By politics.co.uk staff
David Cameron's knows AV is wrong in his "guts", he told voters on a day that saw the debate on electoral reform cross party lines.
The prime minister was speaking at a No to AV event in London opposite John Reid, former Labour home secretary.
"It is obscure, unfair and expensive," Mr Cameron said of the AV system.
"It will mean that people who come third in elections can end up winning. It will make our politics less accountable and it would be a backward step for our country.
"Too often debates about AV are less like political arguments, and more like scientific discussions, where people get lost in a language of proportionality and preferences, probabilities and possibilities.
"Of course, some of these things are important. But for me, politics shouldn't be some mind-bending exercise. It's about what you feel in your gut - about the values you hold dear and the beliefs you instinctively have. And I just feel it, in my gut, that AV is wrong."
Mr Cameron argued that AV reduces voter power and politicians' accountability.
"I believe in the principle of one person, one vote. But AV will mean the votes of some people get counted more than others," Mr Cameron said.
"The biggest danger right now is that Britain sleepwalks into this second-rate system, waking up on May 6th with a voting system that damages our democracy permanently. We must not let that happen."
Lord Reid - a stringent critic of the Tories, often labelled as a Labour 'attack dog' - said the vote on AV "transcended party politics".
"David and I are party people," he said. "But a political party is not an end in itself."
"There are some issues so important that they transcend party politics. Where we should rise above personal differences," he said.
"This is a positive campaign. It is defending the right of one person, one vote - a system that has been the cornerstone of our democracy for generations. That is the British way, it is the fairest way and it is the best way."

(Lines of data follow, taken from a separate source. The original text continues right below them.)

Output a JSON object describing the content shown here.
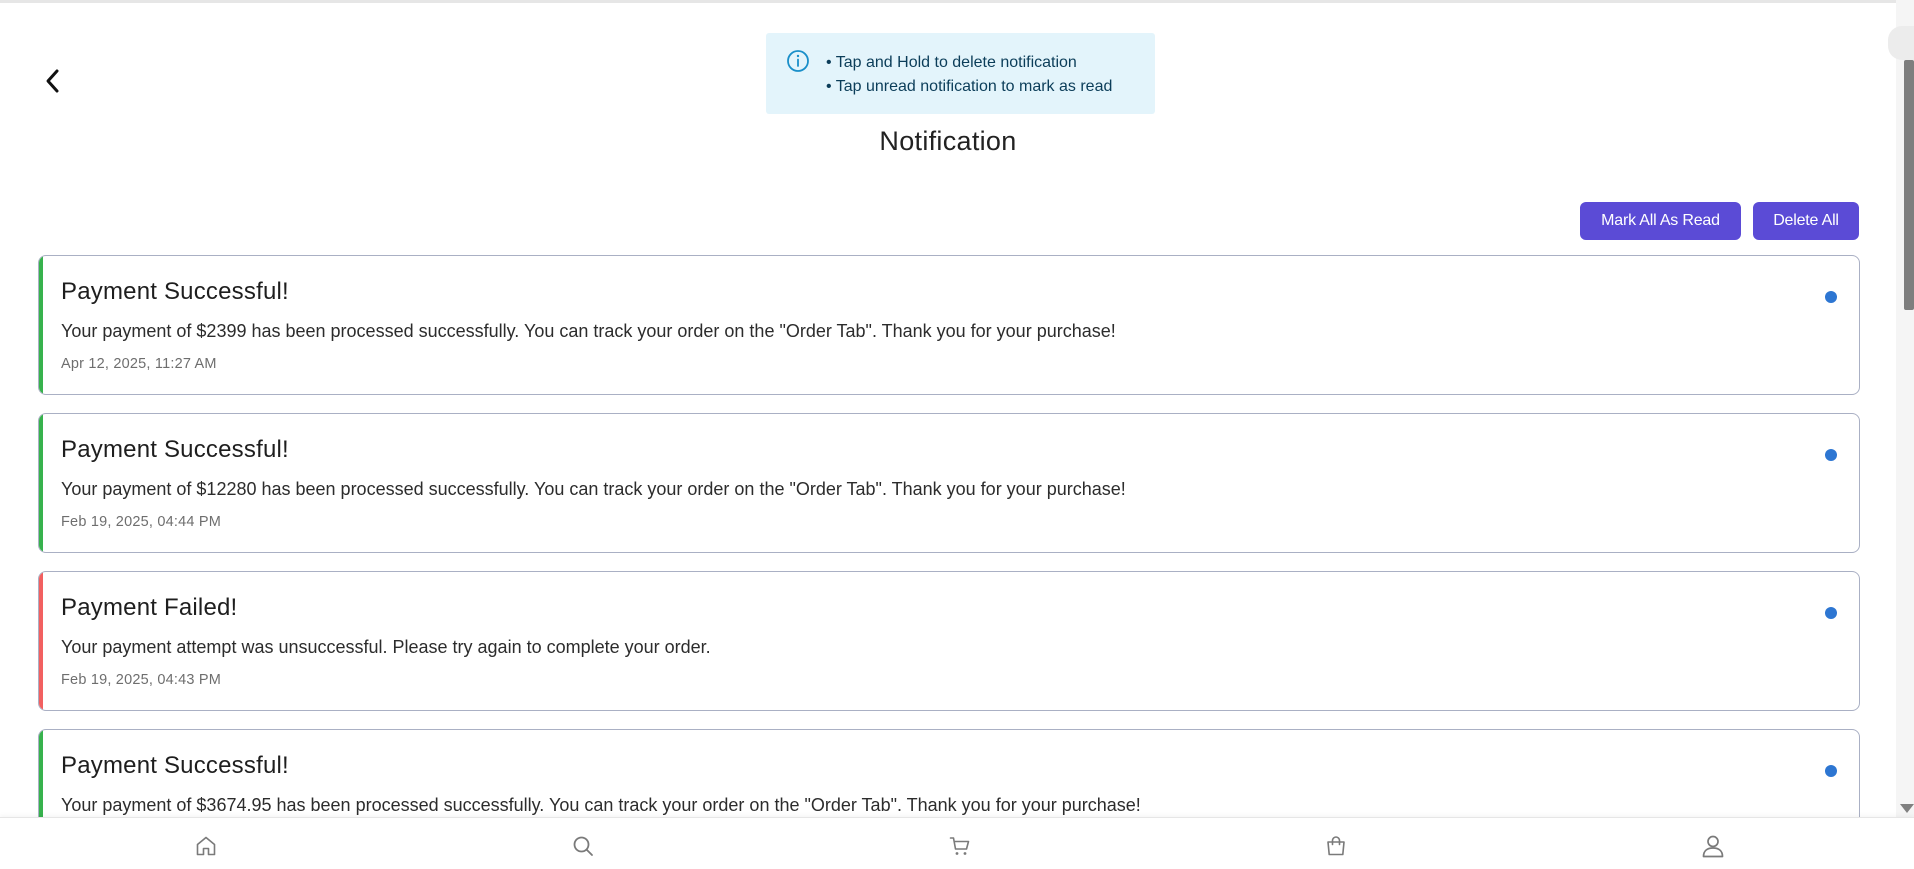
{
  "info": {
    "lines": [
      "• Tap and Hold to delete notification",
      "• Tap unread notification to mark as read"
    ]
  },
  "page": {
    "title": "Notification"
  },
  "actions": {
    "mark_all_read": "Mark All As Read",
    "delete_all": "Delete All"
  },
  "notifications": [
    {
      "status": "success",
      "title": "Payment Successful!",
      "body": "Your payment of $2399 has been processed successfully. You can track your order on the \"Order Tab\". Thank you for your purchase!",
      "time": "Apr 12, 2025, 11:27 AM",
      "unread": true
    },
    {
      "status": "success",
      "title": "Payment Successful!",
      "body": "Your payment of $12280 has been processed successfully. You can track your order on the \"Order Tab\". Thank you for your purchase!",
      "time": "Feb 19, 2025, 04:44 PM",
      "unread": true
    },
    {
      "status": "failed",
      "title": "Payment Failed!",
      "body": "Your payment attempt was unsuccessful. Please try again to complete your order.",
      "time": "Feb 19, 2025, 04:43 PM",
      "unread": true
    },
    {
      "status": "success",
      "title": "Payment Successful!",
      "body": "Your payment of $3674.95 has been processed successfully. You can track your order on the \"Order Tab\". Thank you for your purchase!",
      "time": "",
      "unread": true
    }
  ],
  "colors": {
    "accent": "#5b4bd6",
    "success": "#37b24d",
    "failed": "#f26060",
    "unread_dot": "#2d76d2",
    "info_bg": "#e3f4fb"
  },
  "bottom_nav": {
    "items": [
      {
        "icon": "home-icon"
      },
      {
        "icon": "search-icon"
      },
      {
        "icon": "cart-icon"
      },
      {
        "icon": "shopping-bag-icon"
      },
      {
        "icon": "user-icon"
      }
    ]
  }
}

The former home secretary directed his bite towards the Liberal Democrats.
"It would not only be wrong, it would be an outrage to try to secure a change to the electoral system for tactical party advantage," he added.
"But there is a growing and well-founded suspicion that is at least partly the aims of the 'yes' campaign, and I include in that the leadership of the Lib Dems. Not a change in the public interest but a change, to some extent at least, based on narrow self-interest."